[Data excerpts]
----

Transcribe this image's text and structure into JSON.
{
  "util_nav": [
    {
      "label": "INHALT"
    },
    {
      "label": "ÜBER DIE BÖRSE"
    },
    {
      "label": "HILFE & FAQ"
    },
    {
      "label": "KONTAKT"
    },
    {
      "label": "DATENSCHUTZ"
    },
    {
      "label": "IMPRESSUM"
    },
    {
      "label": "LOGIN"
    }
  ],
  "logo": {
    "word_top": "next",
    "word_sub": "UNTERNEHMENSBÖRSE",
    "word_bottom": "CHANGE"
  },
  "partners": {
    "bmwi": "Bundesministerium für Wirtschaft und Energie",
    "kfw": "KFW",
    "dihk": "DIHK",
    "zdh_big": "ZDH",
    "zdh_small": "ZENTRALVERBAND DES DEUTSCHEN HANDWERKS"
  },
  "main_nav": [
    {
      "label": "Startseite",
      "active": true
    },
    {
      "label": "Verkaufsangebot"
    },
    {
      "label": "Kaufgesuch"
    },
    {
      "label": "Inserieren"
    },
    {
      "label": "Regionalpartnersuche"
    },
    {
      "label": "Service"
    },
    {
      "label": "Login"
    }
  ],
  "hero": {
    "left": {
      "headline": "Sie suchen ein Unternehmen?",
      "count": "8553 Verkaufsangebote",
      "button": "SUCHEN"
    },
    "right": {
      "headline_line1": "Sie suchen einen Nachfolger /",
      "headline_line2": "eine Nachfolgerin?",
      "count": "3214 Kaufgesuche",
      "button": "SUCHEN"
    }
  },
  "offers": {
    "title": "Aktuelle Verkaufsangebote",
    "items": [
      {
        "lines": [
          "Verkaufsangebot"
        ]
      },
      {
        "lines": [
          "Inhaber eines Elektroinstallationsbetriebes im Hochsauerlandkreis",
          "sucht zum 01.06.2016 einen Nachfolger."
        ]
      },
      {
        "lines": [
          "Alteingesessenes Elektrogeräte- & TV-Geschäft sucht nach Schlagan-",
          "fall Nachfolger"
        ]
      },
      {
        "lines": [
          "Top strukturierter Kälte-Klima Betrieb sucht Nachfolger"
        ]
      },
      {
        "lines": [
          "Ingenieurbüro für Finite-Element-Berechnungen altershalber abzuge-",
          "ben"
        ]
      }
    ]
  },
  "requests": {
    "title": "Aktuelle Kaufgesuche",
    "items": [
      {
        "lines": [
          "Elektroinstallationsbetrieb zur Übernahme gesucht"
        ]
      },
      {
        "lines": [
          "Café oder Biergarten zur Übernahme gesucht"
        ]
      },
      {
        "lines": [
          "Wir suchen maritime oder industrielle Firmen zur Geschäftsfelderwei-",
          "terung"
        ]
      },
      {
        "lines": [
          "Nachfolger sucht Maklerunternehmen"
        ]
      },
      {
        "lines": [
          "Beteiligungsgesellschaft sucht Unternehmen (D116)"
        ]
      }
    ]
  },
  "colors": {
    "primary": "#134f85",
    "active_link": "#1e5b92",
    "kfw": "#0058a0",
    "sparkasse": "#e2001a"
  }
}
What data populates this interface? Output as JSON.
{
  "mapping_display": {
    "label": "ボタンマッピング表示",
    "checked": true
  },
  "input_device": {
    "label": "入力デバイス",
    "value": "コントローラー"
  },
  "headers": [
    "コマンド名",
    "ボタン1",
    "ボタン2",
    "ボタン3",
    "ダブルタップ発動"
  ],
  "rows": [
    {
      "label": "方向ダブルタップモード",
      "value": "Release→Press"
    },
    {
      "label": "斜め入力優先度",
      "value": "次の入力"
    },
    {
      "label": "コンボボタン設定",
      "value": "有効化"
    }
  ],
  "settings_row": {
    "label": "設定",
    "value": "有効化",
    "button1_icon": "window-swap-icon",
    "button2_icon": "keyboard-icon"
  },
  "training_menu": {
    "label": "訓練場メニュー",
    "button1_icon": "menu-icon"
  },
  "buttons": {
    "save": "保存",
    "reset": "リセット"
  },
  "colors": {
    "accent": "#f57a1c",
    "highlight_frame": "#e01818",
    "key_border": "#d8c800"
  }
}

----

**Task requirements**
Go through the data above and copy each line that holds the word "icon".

**Solution to the exercise**
    "button1_icon": "window-swap-icon",
    "button2_icon": "keyboard-icon"
    "button1_icon": "menu-icon"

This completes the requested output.